cause for concern. We were treated last year to a rare season where we
were a cut above just about everyone else in the league. We expected a
win every time. Already on Saturday fans were complaining. Some of it
was justified but some of it was based on the misguided idea that, with GT
in charge, we are Premiership bound at the end of the season. Sure, we had
dodgy moments but you have to expect that in this league. You will not
see the one way procession that often occured last season.
Of greater concern is our inability to take our chances. Yes, it was a
fluke that got us back into this game but a better team would have
punished us for not scoring at the start of the second half when we had
the chances to. In three years since we last came to Fratton, that has
not changed and it needs to.
On a more positive note, Page was superb. He read the game well and
covered a lot of ground. Yes, he was beaten on a couple of occasions but
by and large he easily stood up to the challenge.
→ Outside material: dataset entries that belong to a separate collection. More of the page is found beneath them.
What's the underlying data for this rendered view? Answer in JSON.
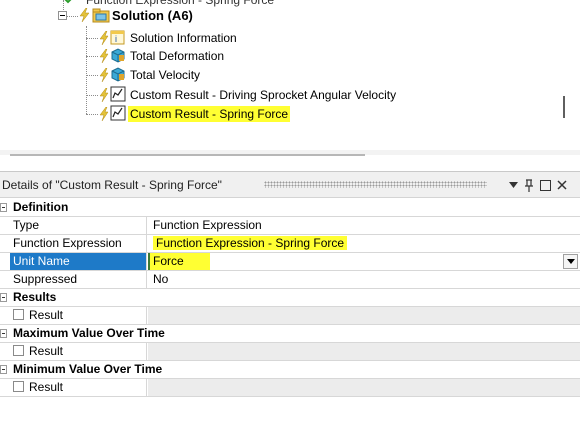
{
  "tree": {
    "solution_label": "Solution (A6)",
    "items": [
      {
        "label": "Solution Information",
        "icon": "solution-info-icon"
      },
      {
        "label": "Total Deformation",
        "icon": "deformation-result-icon"
      },
      {
        "label": "Total Velocity",
        "icon": "velocity-result-icon"
      },
      {
        "label": "Custom Result - Driving Sprocket Angular Velocity",
        "icon": "custom-result-icon"
      },
      {
        "label": "Custom Result - Spring Force",
        "icon": "custom-result-icon",
        "selected": true
      }
    ]
  },
  "details": {
    "title": "Details of \"Custom Result - Spring Force\"",
    "buttons": {
      "menu": "▼",
      "pin": "📌",
      "maximize": "□",
      "close": "✕"
    },
    "sections": {
      "definition": "Definition",
      "results": "Results",
      "max_over_time": "Maximum Value Over Time",
      "min_over_time": "Minimum Value Over Time"
    },
    "rows": {
      "type_label": "Type",
      "type_value": "Function Expression",
      "func_label": "Function Expression",
      "func_value": "Function Expression - Spring Force",
      "unit_label": "Unit Name",
      "unit_value": "Force",
      "supp_label": "Suppressed",
      "supp_value": "No",
      "result_label": "Result"
    }
  },
  "colors": {
    "highlight": "#ffff33",
    "selection": "#1e7ac8"
  }
}
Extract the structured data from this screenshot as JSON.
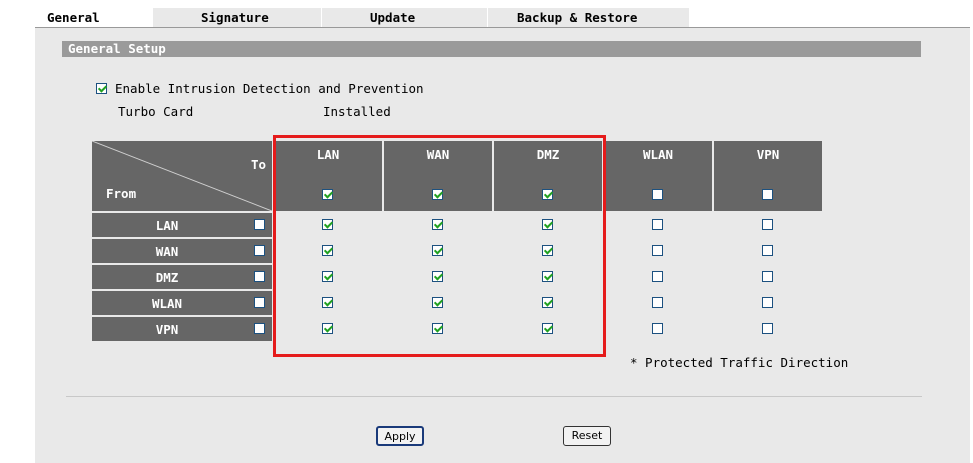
{
  "tabs": [
    "General",
    "Signature",
    "Update",
    "Backup & Restore"
  ],
  "section_title": "General Setup",
  "enable_ids": {
    "label": "Enable Intrusion Detection and Prevention",
    "checked": true
  },
  "turbo_card": {
    "label": "Turbo Card",
    "value": "Installed"
  },
  "matrix": {
    "to_label": "To",
    "from_label": "From",
    "columns": [
      {
        "name": "LAN",
        "checked": true
      },
      {
        "name": "WAN",
        "checked": true
      },
      {
        "name": "DMZ",
        "checked": true
      },
      {
        "name": "WLAN",
        "checked": false
      },
      {
        "name": "VPN",
        "checked": false
      }
    ],
    "rows": [
      {
        "name": "LAN",
        "row_checked": false,
        "cells": [
          true,
          true,
          true,
          false,
          false
        ]
      },
      {
        "name": "WAN",
        "row_checked": false,
        "cells": [
          true,
          true,
          true,
          false,
          false
        ]
      },
      {
        "name": "DMZ",
        "row_checked": false,
        "cells": [
          true,
          true,
          true,
          false,
          false
        ]
      },
      {
        "name": "WLAN",
        "row_checked": false,
        "cells": [
          true,
          true,
          true,
          false,
          false
        ]
      },
      {
        "name": "VPN",
        "row_checked": false,
        "cells": [
          true,
          true,
          true,
          false,
          false
        ]
      }
    ]
  },
  "note": "* Protected Traffic Direction",
  "buttons": {
    "apply": "Apply",
    "reset": "Reset"
  },
  "colors": {
    "header_bg": "#666666",
    "highlight": "#e51b1b",
    "check": "#21a121"
  }
}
Easton played well.
In the second half, he sat a lot deeper in midfield and cut out a lot of
the supply to Hillier and company that caused us so many problems in the first
half. He tried to be too clever at times and was slow to track back on
the odd occasion but I think he has great potential. Smart also looked
good on his debut for the club, being prepared to run at people. My only
concern was that his lack of physical strength made him easier than most
to "push" off the ball. Hyde also had a great game, although at times his
passing was wayward and he seemed unsure of what final pass to make.
Still he got stuck in in the middle of the pitch, particularly in the
The biggest point of issue will be the role played by Jason Lee. He
scored but wasted several other good chances to score. He won almost
everything in the air, yet couldn't pass or shoot. He is an enigma, as he
has been for most of his career. I am not sure we can afford to carry
him at the moment until his confidence returns. We need to score goals
in this league and I think there are other players in the squad who are
more capable of doing that at the moment. Time will tell what his
ultimate fate will be but I think the fans' patience with him is already
As I suspected, we will survive in this divison because with GT we will
get our tactics right more often than not so that we can get results when
it matters. It will be a struggle for a few weeks, possibly months, and the
fans must be patient with the players, many of whom are on a rapid
learning curve which pre-season friendlies cannot prepare for. At the
end of the day, we have three points in the bag and they are all useful
one way or another come the end of the season.
See also: Pompey Web